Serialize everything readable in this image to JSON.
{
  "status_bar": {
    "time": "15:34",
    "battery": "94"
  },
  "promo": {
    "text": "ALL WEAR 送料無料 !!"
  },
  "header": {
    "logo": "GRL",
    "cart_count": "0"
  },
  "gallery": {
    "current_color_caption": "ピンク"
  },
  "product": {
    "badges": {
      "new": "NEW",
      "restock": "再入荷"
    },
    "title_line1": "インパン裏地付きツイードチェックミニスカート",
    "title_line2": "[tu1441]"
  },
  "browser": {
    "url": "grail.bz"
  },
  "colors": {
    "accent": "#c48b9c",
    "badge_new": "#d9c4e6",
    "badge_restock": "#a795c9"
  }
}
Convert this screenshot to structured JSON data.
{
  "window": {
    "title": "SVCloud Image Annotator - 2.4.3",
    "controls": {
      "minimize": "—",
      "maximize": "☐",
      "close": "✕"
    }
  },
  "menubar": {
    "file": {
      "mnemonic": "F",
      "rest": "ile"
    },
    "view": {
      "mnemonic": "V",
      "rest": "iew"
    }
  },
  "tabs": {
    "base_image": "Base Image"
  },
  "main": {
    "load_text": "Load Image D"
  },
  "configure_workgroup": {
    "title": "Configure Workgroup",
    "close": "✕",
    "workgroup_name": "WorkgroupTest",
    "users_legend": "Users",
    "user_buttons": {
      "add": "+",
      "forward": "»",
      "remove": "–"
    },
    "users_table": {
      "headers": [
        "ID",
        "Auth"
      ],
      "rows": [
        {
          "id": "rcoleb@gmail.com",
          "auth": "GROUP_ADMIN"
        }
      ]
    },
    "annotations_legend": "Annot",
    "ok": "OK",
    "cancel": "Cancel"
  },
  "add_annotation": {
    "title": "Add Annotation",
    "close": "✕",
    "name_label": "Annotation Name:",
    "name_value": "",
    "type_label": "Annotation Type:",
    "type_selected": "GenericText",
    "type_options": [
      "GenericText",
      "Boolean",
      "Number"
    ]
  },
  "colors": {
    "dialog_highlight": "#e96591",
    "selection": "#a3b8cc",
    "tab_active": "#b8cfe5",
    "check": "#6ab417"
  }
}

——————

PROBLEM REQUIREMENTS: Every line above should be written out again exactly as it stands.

RESPONSE BELOW:
Serialize everything readable in this image to JSON.
{
  "status_bar": {
    "time": "15:34",
    "battery": "94"
  },
  "promo": {
    "text": "ALL WEAR 送料無料 !!"
  },
  "header": {
    "logo": "GRL",
    "cart_count": "0"
  },
  "gallery": {
    "current_color_caption": "ピンク"
  },
  "product": {
    "badges": {
      "new": "NEW",
      "restock": "再入荷"
    },
    "title_line1": "インパン裏地付きツイードチェックミニスカート",
    "title_line2": "[tu1441]"
  },
  "browser": {
    "url": "grail.bz"
  },
  "colors": {
    "accent": "#c48b9c",
    "badge_new": "#d9c4e6",
    "badge_restock": "#a795c9"
  }
}
Convert this screenshot to structured JSON data.
{
  "window": {
    "title": "SVCloud Image Annotator - 2.4.3",
    "controls": {
      "minimize": "—",
      "maximize": "☐",
      "close": "✕"
    }
  },
  "menubar": {
    "file": {
      "mnemonic": "F",
      "rest": "ile"
    },
    "view": {
      "mnemonic": "V",
      "rest": "iew"
    }
  },
  "tabs": {
    "base_image": "Base Image"
  },
  "main": {
    "load_text": "Load Image D"
  },
  "configure_workgroup": {
    "title": "Configure Workgroup",
    "close": "✕",
    "workgroup_name": "WorkgroupTest",
    "users_legend": "Users",
    "user_buttons": {
      "add": "+",
      "forward": "»",
      "remove": "–"
    },
    "users_table": {
      "headers": [
        "ID",
        "Auth"
      ],
      "rows": [
        {
          "id": "rcoleb@gmail.com",
          "auth": "GROUP_ADMIN"
        }
      ]
    },
    "annotations_legend": "Annot",
    "ok": "OK",
    "cancel": "Cancel"
  },
  "add_annotation": {
    "title": "Add Annotation",
    "close": "✕",
    "name_label": "Annotation Name:",
    "name_value": "",
    "type_label": "Annotation Type:",
    "type_selected": "GenericText",
    "type_options": [
      "GenericText",
      "Boolean",
      "Number"
    ]
  },
  "colors": {
    "dialog_highlight": "#e96591",
    "selection": "#a3b8cc",
    "tab_active": "#b8cfe5",
    "check": "#6ab417"
  }
}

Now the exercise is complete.